The Anatomy of Informed Consent

March 1, 2005

Applied Clinical Trials

Applied Clinical Trials, Applied Clinical Trials-03-01-2005,

Informed consent takes place in the brain. While that seems obvious, the implications of that statement go much deeper. To a great extent, both bioethics and federal policy are based on 17th century assumptions by philosophers such as Descartes-who knew nothing of the structure and function of the brain.

Informed consent takes place in the brain. While that seems obvious, the implications of that statement go much deeper. To a great extent, both bioethics and federal policy are based on 17th century assumptions by philosophers such as Descartes—who knew nothing of the structure and function of the brain.

The gut "feeling" that prospective subjects have about entering a clinical trial may not be so much a metaphor as a biological reality. Mark Hochhauser, PhD, IRB member, North Memorial Health Care

In his 1994 book Descartes' Error: Emotion, Reasoning and the Human Brain, neurologist Antonio Damasio argues that reasoning is not merely an abstract philosophical concept, but primarily a biological function of the brain. Despite Descartes' widely accepted separation of mind and body—with its implications for the superiority of reason over emotion—Damasio uses data from brain-damaged patients to show how and why Descartes' mind-body separation is wrong.

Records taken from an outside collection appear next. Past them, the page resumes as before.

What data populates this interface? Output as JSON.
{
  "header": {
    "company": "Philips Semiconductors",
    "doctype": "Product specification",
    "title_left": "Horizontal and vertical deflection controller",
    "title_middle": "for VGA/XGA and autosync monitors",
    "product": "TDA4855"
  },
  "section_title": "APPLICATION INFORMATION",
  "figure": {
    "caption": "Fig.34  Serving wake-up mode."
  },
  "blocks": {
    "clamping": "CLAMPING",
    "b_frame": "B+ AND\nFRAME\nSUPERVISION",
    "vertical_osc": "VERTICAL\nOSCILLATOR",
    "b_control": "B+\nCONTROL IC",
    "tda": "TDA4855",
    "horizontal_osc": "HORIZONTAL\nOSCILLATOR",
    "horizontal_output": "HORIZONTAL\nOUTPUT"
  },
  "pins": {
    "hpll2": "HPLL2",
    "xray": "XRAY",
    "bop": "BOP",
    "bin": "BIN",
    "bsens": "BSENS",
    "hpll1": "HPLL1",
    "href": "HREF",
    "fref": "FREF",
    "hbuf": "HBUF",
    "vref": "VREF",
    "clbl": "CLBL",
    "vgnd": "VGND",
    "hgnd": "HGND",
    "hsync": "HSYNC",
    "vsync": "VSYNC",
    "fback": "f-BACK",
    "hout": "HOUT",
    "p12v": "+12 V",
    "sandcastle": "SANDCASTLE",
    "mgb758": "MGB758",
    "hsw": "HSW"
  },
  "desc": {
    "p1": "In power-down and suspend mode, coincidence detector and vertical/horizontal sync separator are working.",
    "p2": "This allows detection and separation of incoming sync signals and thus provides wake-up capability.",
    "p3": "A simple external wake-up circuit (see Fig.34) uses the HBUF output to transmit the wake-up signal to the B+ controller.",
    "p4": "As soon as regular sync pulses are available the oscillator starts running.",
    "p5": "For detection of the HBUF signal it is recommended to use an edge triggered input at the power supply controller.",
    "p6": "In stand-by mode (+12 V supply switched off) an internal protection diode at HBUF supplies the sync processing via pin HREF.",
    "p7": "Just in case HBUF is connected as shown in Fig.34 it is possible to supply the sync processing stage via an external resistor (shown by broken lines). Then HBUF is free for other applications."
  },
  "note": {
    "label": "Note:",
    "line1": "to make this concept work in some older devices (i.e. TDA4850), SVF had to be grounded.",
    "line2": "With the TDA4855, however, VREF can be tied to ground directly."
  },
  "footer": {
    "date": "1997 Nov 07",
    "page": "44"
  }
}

Emotion and reason in the brain

Emotion and reason exist in specific parts of the brain. The top cortical layer is involved with rational thinking and planning, while the deeper subcortical central area (the limbic system) is involved with emotions and their corresponding feelings. Philosophers may separate emotion from reason, but the brain does not.

Often implied in the emotional-rationality division is the assumption that emotion disrupts reasoning. But Damasio found that patients unable to experience emotion often exhibited irrational behavior—not more rational behavior. Recently, I was asked if I could suggest ways of removing emotion from the informed consent process. I replied that taking emotion out of the consent process could not be done. Even if emotion could be removed, its removal would not guarantee better (more rational) decisions by prospective subjects. In fact, without emotions, subjects would find it harder to make an "informed" decision since they would not have emotions or their associated feelings to guide them.

Emotions, feelings, and reason

In his 2003 book

Looking for Spinoza

, Damasio described emotions as public bodily behaviors that can be seen by other people, and feelings as private, more hidden reactions to those emotions. Based on the brain's evolution, he concluded that emotional reactions occur first, feeling those emotions second, and thinking about those emotions and feelings last. Emotions and reason are not separate, but integrated functions within the human brain. From this perspective, the consent process is first one of basic emotions—anger, fear, disgust, contempt, happiness, sadness, and surprise. Although psychologist Paul Ekman has found that such emotions can be seen in a prospective subject's facial expressions if one knows what to look for, subjects cannot always translate their emotions and feelings to into meaningful conversations with researchers.

Because prospective subjects might be afraid of a clinical trial, or disgusted by aspects of the consent process, or feel contempt (because of the Tuskegee Syphilis Experiment, for example), they will have emotions and the associated feelings that accompany them, but may be unable to put those emotions and feelings into words. While their decision to take part or refuse to take part in a clinical trial may actually be based on emotions, their rational explanation for their decision may make little reference to their emotions and feelings. Because we don't have a very good emotional vocabulary, what people feel and what people say isn't always the same.

Plus, since the brain is connected to other parts of the body via the sympathetic and parasympathetic nervous systems, hormones and peptides, the "gut feeling" that prospective subjects have about clinical trials may not be so much a metaphor as a biological reality. The unique features of each clinical trial, when combined with individual biology and experiences, means that the consent process may be felt in the body as well as analyzed in the mind.

Mark Hochhauser, PhD, IRB member, North Memorial Health Care.